A little googling led me to this wonderful blog by Chris Knight, who describes himself as a “budget version of Ray Myers”. An ex-rugby professional, Chris cycled the coastal path from Chester to Chepstow in July 2019 without any training on the bike and no experience of wild camping.

The Welsh coastal path is designed for walking and large segments are completely unrideable, meaning that Chris spent quite a lot of time carrying his bike – fully laden with his camping gear and supplies – up and down steps and over rocks, not to mention dragging it over sand dunes. So, while I continue to take a lot of inspiration from his journey, I wasn’t particularly excited about the coastal path idea.

I also discovered Richard Barrett’s excellent book Cycle Touring in Wales. Richard’s approach couldn’t be more different. He likes tarmac, doesn’t carry his bike at all, and prefers B&Bs to wild camping on the side of mountains. He is a classic bicycle touring kind of guy and this is a proper guide book, packed with useful insights and detailed (and I mean really detailed) directions.

Reading Chris and Richard’s equally compelling, but very different approaches, I decided to aim for somewhere in the middle. I want some off-road adventure and wild camping, but I want to balance that some quick progress over tarmac and towpaths, and the occasional warm bed and hot shower. This meant I needed to plan my own route.

There’s an app for that

Technology has long since solved the problem of my lack of spatial awareness. Provided you have a charged device and a connection, you can’t really go wrong.

The words “provided you have” are doing a lot of work in that sentence, but let’s assume for a moment that I will have a charged and connected device at all times. How do you go about planning a cycle around a country?

I turned to apps and spent my evenings for several weeks researching routes and segments on Komoot, Strava, Garmin Connect, and Google Maps, trying to connect together noteworthy gravel segments and stunning locations, while avoiding major roads and traffic. I also “want hills”, but not “all the hills, all the time”.

Ultimately, I settled on Komoot to plan the route. It’s still a work in progress (and doubtless will be until the last minute), but you can check it out here and I’ve included a screen grab image below (because Komoot and WordPress don’t play nice together).

Everyone has a plan until they get punched in the face

Given that I was born in Rhyl, it felt like a natural place to start and finish the journey. The first choice was whether to travel clockwise or anticlockwise. This is one subject on which Chris and Richard agree. Richard had analysed prevailing wind conditions and meteorological reports to determine that clockwise was the preferred direction. Chris has just set off anticlockwise and faced a brutal headwind.
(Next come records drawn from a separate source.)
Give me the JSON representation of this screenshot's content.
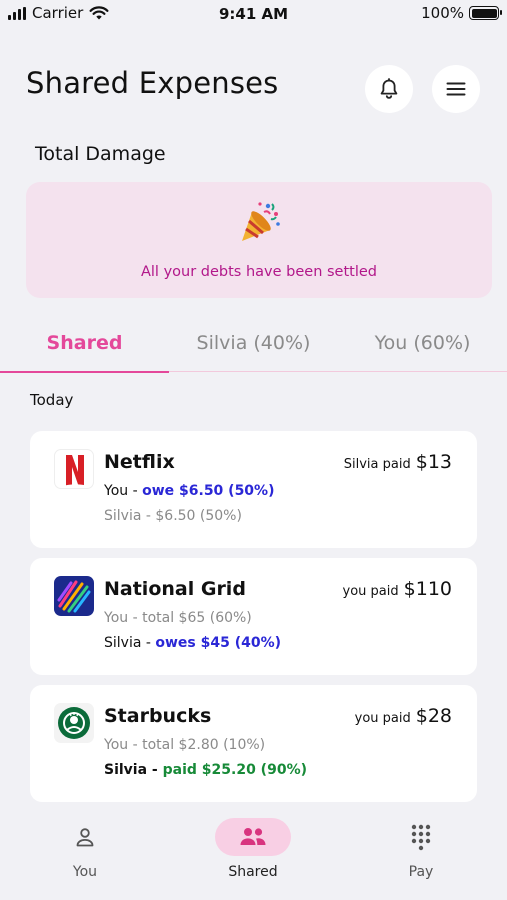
{
  "status_bar": {
    "carrier": "Carrier",
    "time": "9:41 AM",
    "battery": "100%"
  },
  "header": {
    "title": "Shared Expenses"
  },
  "total": {
    "label": "Total Damage",
    "banner_icon": "party-popper-icon",
    "message": "All your debts have been settled"
  },
  "tabs": [
    {
      "label": "Shared",
      "active": true
    },
    {
      "label": "Silvia (40%)",
      "active": false
    },
    {
      "label": "You (60%)",
      "active": false
    }
  ],
  "day_label": "Today",
  "expenses": [
    {
      "merchant": "Netflix",
      "paid_label": "Silvia paid",
      "amount": "$13",
      "line1_prefix": "You - ",
      "line1_value": "owe $6.50 (50%)",
      "line2_prefix": "Silvia - ",
      "line2_value": "$6.50 (50%)"
    },
    {
      "merchant": "National Grid",
      "paid_label": "you paid",
      "amount": "$110",
      "line1_prefix": "You - ",
      "line1_value": "total $65 (60%)",
      "line2_prefix": "Silvia - ",
      "line2_value": "owes $45 (40%)"
    },
    {
      "merchant": "Starbucks",
      "paid_label": "you paid",
      "amount": "$28",
      "line1_prefix": "You - ",
      "line1_value": "total $2.80 (10%)",
      "line2_prefix": "Silvia - ",
      "line2_value": "paid $25.20 (90%)"
    }
  ],
  "nav": [
    {
      "label": "You",
      "icon": "person-icon",
      "active": false
    },
    {
      "label": "Shared",
      "icon": "group-icon",
      "active": true
    },
    {
      "label": "Pay",
      "icon": "keypad-icon",
      "active": false
    }
  ],
  "colors": {
    "accent": "#e4489a",
    "banner_bg": "#f4e2ee",
    "banner_text": "#b2188a",
    "owe_blue": "#2a27d6",
    "paid_green": "#178a38"
  }
}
Clockwise it is.

As you can see from the map, I haven’t strictly kept to the “cycling the circumference” idea. I head in land on a few sections – sometimes quite significantly – to either avoid horrible roads or because there are sections that I really want to cycle and things that I really want to see.

The trip is organised into rides that average around 100km per day, in most cases ending at a campsite. I am trying to cover longer distances on the days when the climbs aren’t so brutal. My plan is to cycle on 14 days, with at least one full rest day (currently planned for Saundersfoot, where it just so happens there is a rather lovely spa).

While I think I’ll broadly follow the route, I don’t expect to follow the schedule and that’s kind of the whole point of carrying bikepacking gear. I don’t want to be stressing about whether I am going to make it to campsite X or Y on time. If it’s windy or raining (quite likely) then I’ll slow down. If I am feeling good, I will push on.

If you have any feedback or ideas on how the route could be better, or any other useful tips, please put them in the comments. Make sure you subscribe for updates, you can always unsubscribe if it gets too dull.

Rides since last post: 12

83km. 47km. 68km. 82km. 49km. 76km. 167km. 40km. 77km. 73km. 47km. 47km.

This includes two overnight bike packing excursions, which allowed me to test the kit wild camping. Some tweaks needed.